Items from a data source:
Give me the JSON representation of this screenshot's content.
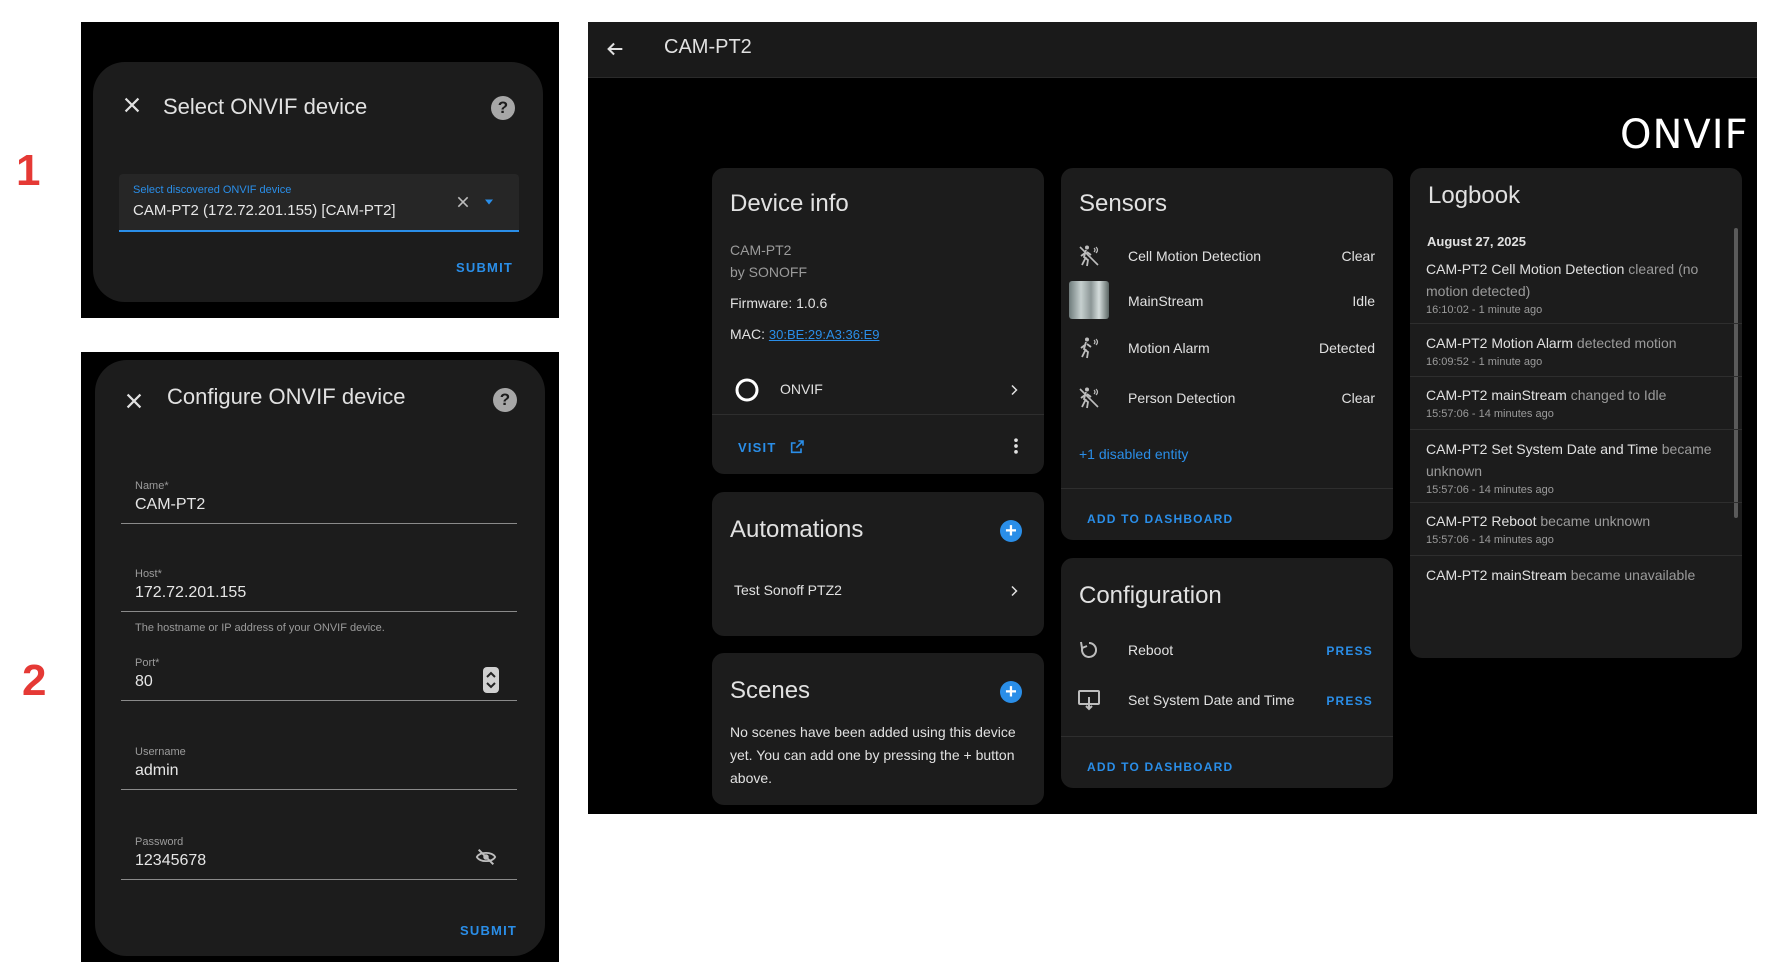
{
  "steps": [
    "1",
    "2"
  ],
  "dialog1": {
    "title": "Select ONVIF device",
    "field_label": "Select discovered ONVIF device",
    "field_value": "CAM-PT2 (172.72.201.155) [CAM-PT2]",
    "submit": "SUBMIT"
  },
  "dialog2": {
    "title": "Configure ONVIF device",
    "fields": [
      {
        "label": "Name*",
        "value": "CAM-PT2"
      },
      {
        "label": "Host*",
        "value": "172.72.201.155"
      },
      {
        "label": "Port*",
        "value": "80"
      },
      {
        "label": "Username",
        "value": "admin"
      },
      {
        "label": "Password",
        "value": "12345678"
      }
    ],
    "host_helper": "The hostname or IP address of your ONVIF device.",
    "submit": "SUBMIT"
  },
  "device_page": {
    "title": "CAM-PT2",
    "logo": "ONVIF",
    "device_info": {
      "title": "Device info",
      "model": "CAM-PT2",
      "manufacturer": "by SONOFF",
      "firmware": "Firmware: 1.0.6",
      "mac_label": "MAC: ",
      "mac": "30:BE:29:A3:36:E9",
      "integration": "ONVIF",
      "visit": "VISIT"
    },
    "automations": {
      "title": "Automations",
      "items": [
        "Test Sonoff PTZ2"
      ]
    },
    "scenes": {
      "title": "Scenes",
      "empty_text": "No scenes have been added using this device yet. You can add one by pressing the + button above."
    },
    "sensors": {
      "title": "Sensors",
      "items": [
        {
          "name": "Cell Motion Detection",
          "state": "Clear",
          "icon": "motion-sensor-off-icon"
        },
        {
          "name": "MainStream",
          "state": "Idle",
          "icon": "camera-thumbnail"
        },
        {
          "name": "Motion Alarm",
          "state": "Detected",
          "icon": "motion-sensor-icon"
        },
        {
          "name": "Person Detection",
          "state": "Clear",
          "icon": "motion-sensor-off-icon"
        }
      ],
      "disabled": "+1 disabled entity",
      "add": "ADD TO DASHBOARD"
    },
    "configuration": {
      "title": "Configuration",
      "items": [
        {
          "name": "Reboot",
          "action": "PRESS",
          "icon": "restart-icon"
        },
        {
          "name": "Set System Date and Time",
          "action": "PRESS",
          "icon": "monitor-arrow-icon"
        }
      ],
      "add": "ADD TO DASHBOARD"
    },
    "logbook": {
      "title": "Logbook",
      "date": "August 27, 2025",
      "entries": [
        {
          "entity": "CAM-PT2 Cell Motion Detection",
          "action": " cleared (no motion detected)",
          "time": "16:10:02 - 1 minute ago"
        },
        {
          "entity": "CAM-PT2 Motion Alarm",
          "action": " detected motion",
          "time": "16:09:52 - 1 minute ago"
        },
        {
          "entity": "CAM-PT2 mainStream",
          "action": " changed to Idle",
          "time": "15:57:06 - 14 minutes ago"
        },
        {
          "entity": "CAM-PT2 Set System Date and Time",
          "action": " became unknown",
          "time": "15:57:06 - 14 minutes ago"
        },
        {
          "entity": "CAM-PT2 Reboot",
          "action": " became unknown",
          "time": "15:57:06 - 14 minutes ago"
        },
        {
          "entity": "CAM-PT2 mainStream",
          "action": " became unavailable",
          "time": ""
        }
      ]
    }
  }
}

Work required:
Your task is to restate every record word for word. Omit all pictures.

Answer for this exercise:
Give me the JSON representation of this screenshot's content.
{
  "steps": [
    "1",
    "2"
  ],
  "dialog1": {
    "title": "Select ONVIF device",
    "field_label": "Select discovered ONVIF device",
    "field_value": "CAM-PT2 (172.72.201.155) [CAM-PT2]",
    "submit": "SUBMIT"
  },
  "dialog2": {
    "title": "Configure ONVIF device",
    "fields": [
      {
        "label": "Name*",
        "value": "CAM-PT2"
      },
      {
        "label": "Host*",
        "value": "172.72.201.155"
      },
      {
        "label": "Port*",
        "value": "80"
      },
      {
        "label": "Username",
        "value": "admin"
      },
      {
        "label": "Password",
        "value": "12345678"
      }
    ],
    "host_helper": "The hostname or IP address of your ONVIF device.",
    "submit": "SUBMIT"
  },
  "device_page": {
    "title": "CAM-PT2",
    "logo": "ONVIF",
    "device_info": {
      "title": "Device info",
      "model": "CAM-PT2",
      "manufacturer": "by SONOFF",
      "firmware": "Firmware: 1.0.6",
      "mac_label": "MAC: ",
      "mac": "30:BE:29:A3:36:E9",
      "integration": "ONVIF",
      "visit": "VISIT"
    },
    "automations": {
      "title": "Automations",
      "items": [
        "Test Sonoff PTZ2"
      ]
    },
    "scenes": {
      "title": "Scenes",
      "empty_text": "No scenes have been added using this device yet. You can add one by pressing the + button above."
    },
    "sensors": {
      "title": "Sensors",
      "items": [
        {
          "name": "Cell Motion Detection",
          "state": "Clear",
          "icon": "motion-sensor-off-icon"
        },
        {
          "name": "MainStream",
          "state": "Idle",
          "icon": "camera-thumbnail"
        },
        {
          "name": "Motion Alarm",
          "state": "Detected",
          "icon": "motion-sensor-icon"
        },
        {
          "name": "Person Detection",
          "state": "Clear",
          "icon": "motion-sensor-off-icon"
        }
      ],
      "disabled": "+1 disabled entity",
      "add": "ADD TO DASHBOARD"
    },
    "configuration": {
      "title": "Configuration",
      "items": [
        {
          "name": "Reboot",
          "action": "PRESS",
          "icon": "restart-icon"
        },
        {
          "name": "Set System Date and Time",
          "action": "PRESS",
          "icon": "monitor-arrow-icon"
        }
      ],
      "add": "ADD TO DASHBOARD"
    },
    "logbook": {
      "title": "Logbook",
      "date": "August 27, 2025",
      "entries": [
        {
          "entity": "CAM-PT2 Cell Motion Detection",
          "action": " cleared (no motion detected)",
          "time": "16:10:02 - 1 minute ago"
        },
        {
          "entity": "CAM-PT2 Motion Alarm",
          "action": " detected motion",
          "time": "16:09:52 - 1 minute ago"
        },
        {
          "entity": "CAM-PT2 mainStream",
          "action": " changed to Idle",
          "time": "15:57:06 - 14 minutes ago"
        },
        {
          "entity": "CAM-PT2 Set System Date and Time",
          "action": " became unknown",
          "time": "15:57:06 - 14 minutes ago"
        },
        {
          "entity": "CAM-PT2 Reboot",
          "action": " became unknown",
          "time": "15:57:06 - 14 minutes ago"
        },
        {
          "entity": "CAM-PT2 mainStream",
          "action": " became unavailable",
          "time": ""
        }
      ]
    }
  }
}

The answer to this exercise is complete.